Even after the collapse of the Soviet Union, the Chernobyl Law has remained in effect in Russia, Ukraine, and Belarus. But because it set the annual radiation dose as high as 100 mSv in the wake of the accident, and it could not be fully administered due to financial difficulties, the law was subject to substantial criticism. Still, there is a lot that can be learned from the Chernobyl Law.

The Chernobyl Law defines such words as “victim” and “contaminated area,” and also states that the government shall take responsibility for providing assistance and compensation for the victims. In the case of Fukushima, however, no clear definitions currently exist for “victim” and “contaminated area.” Furthermore, the assistance provided to those affected by the accident is being gradually reduced, and the health surveys for the residents of Fukushima Prefecture, for which the central government is responsible, were eventually pushed into the lap of the Fukushima prefectural government.

Considering the fact that the long-term effects of exposure to low levels of radiation on human health remain undetermined scientifically, the Chernobyl Law compensates for the health risks themselves that have been posed by the accident, regardless of the development of disease.

On this point, the Chernobyl Law holds similarities to Japan’s Atomic Bomb Survivors Relief Law. Even if the level of radiation exposure at the time of the atomic bombing is very low, an A-bomb survivor can apply for the A-bomb Survivor’s Certificate. This passbook effectively exempts the survivors from paying medical expenses and also ensures that they are provided with medical checkups. This assistance was designed with the idea that any damage to health resulting from radiation is specific and different from other kinds of damage resulting from war. Such assistance should also be provided for the victims of Fukushima.

I have been working with doctors and various research institutes in the Chernobyl disaster-stricken areas since 1990, and therefore I have some knowledge about the systems and measures used to aid the victims. However, I haven’t paid as much attention to the laws on which these systems and measures are based. After the accident at the nuclear power plant in Fukushima, I have come to the conclusion that the support systems and measures stipulated by the Chernobyl Law should be introduced to Japan by researchers with a view to adopting them. The Chernobyl Law, in a sense, seems to incorporate socialist values in which the state takes responsibility for the growth of children.

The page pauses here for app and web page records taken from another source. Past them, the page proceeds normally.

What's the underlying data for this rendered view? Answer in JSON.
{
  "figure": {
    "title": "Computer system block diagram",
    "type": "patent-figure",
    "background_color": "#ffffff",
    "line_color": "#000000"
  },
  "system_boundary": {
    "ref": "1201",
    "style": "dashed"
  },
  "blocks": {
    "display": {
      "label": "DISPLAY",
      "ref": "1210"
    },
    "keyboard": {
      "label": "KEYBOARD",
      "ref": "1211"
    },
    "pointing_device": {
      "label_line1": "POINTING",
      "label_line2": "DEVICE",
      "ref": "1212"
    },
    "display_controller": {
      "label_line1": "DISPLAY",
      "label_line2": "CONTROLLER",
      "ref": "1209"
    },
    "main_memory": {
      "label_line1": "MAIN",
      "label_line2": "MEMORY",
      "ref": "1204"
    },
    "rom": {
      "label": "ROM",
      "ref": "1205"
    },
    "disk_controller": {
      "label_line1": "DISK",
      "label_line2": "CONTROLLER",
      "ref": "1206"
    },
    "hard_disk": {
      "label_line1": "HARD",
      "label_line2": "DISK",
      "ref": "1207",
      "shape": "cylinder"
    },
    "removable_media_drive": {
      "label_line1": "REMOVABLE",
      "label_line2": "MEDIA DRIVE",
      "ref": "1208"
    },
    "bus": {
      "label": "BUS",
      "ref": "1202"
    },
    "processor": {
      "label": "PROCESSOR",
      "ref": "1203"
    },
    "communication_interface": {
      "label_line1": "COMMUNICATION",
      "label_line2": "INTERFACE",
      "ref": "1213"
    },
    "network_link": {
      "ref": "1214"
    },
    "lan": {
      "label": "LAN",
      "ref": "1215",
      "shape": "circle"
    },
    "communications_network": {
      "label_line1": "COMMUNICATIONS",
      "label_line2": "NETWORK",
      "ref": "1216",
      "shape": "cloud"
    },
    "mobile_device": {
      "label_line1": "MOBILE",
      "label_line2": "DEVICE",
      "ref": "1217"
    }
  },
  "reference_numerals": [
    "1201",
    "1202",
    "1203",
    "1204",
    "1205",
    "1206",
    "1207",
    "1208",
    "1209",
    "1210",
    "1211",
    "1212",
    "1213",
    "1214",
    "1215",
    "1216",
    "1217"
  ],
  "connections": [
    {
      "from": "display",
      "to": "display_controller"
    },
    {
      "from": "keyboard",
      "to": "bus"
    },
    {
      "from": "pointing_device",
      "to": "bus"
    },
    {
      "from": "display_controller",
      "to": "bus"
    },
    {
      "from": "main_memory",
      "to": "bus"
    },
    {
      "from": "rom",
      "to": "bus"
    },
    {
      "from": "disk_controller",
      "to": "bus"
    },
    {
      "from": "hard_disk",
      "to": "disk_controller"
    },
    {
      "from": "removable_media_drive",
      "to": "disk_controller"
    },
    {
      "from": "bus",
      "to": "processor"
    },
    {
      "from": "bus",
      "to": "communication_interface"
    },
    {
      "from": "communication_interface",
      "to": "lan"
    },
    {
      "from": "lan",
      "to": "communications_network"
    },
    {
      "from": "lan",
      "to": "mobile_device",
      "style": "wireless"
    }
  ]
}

When I visit Russia and other countries and mention that the annual radiation dose limit of Fukushima is 20 mSv, people respond by saying that such a limit is unbelievable or by asking whether or not 20 mSv was the level applied to radiation workers linked to the nuclear accident in Fukushima. I think that the ICRP recommendations stating that “the radiation exposure level should be selected in the lower part of the 1 - 20 mSv/year band” itself is defective. But the Japanese government has interpreted the recommendations in a way that is convenient for itself and adopted the upper limit of the 1 - 20 mSv band. Moreover, the ICRP’s Japanese members are also cooperating with the government in its policies, which I think is dangerous.

In 2012, when the Nuclear Accident Child Victims’ Support Law was enacted in Japan, I expected that there would have been some progress in supporting the victims of the Fukushima nuclear accident, including children. However, in the revision of the law’s basic policy, the return of the residents to their homes was emphasized because it was judged that the radiation dose had dropped to levels that didn’t require any further evacuations, and as a result, the law was watered down. The Japanese government should learn from the Chernobyl Law and adopt similar legislation so that the government’s responsibilities are clarified and the right of victims to relocate is established.

(Originally published on November 4, 2016)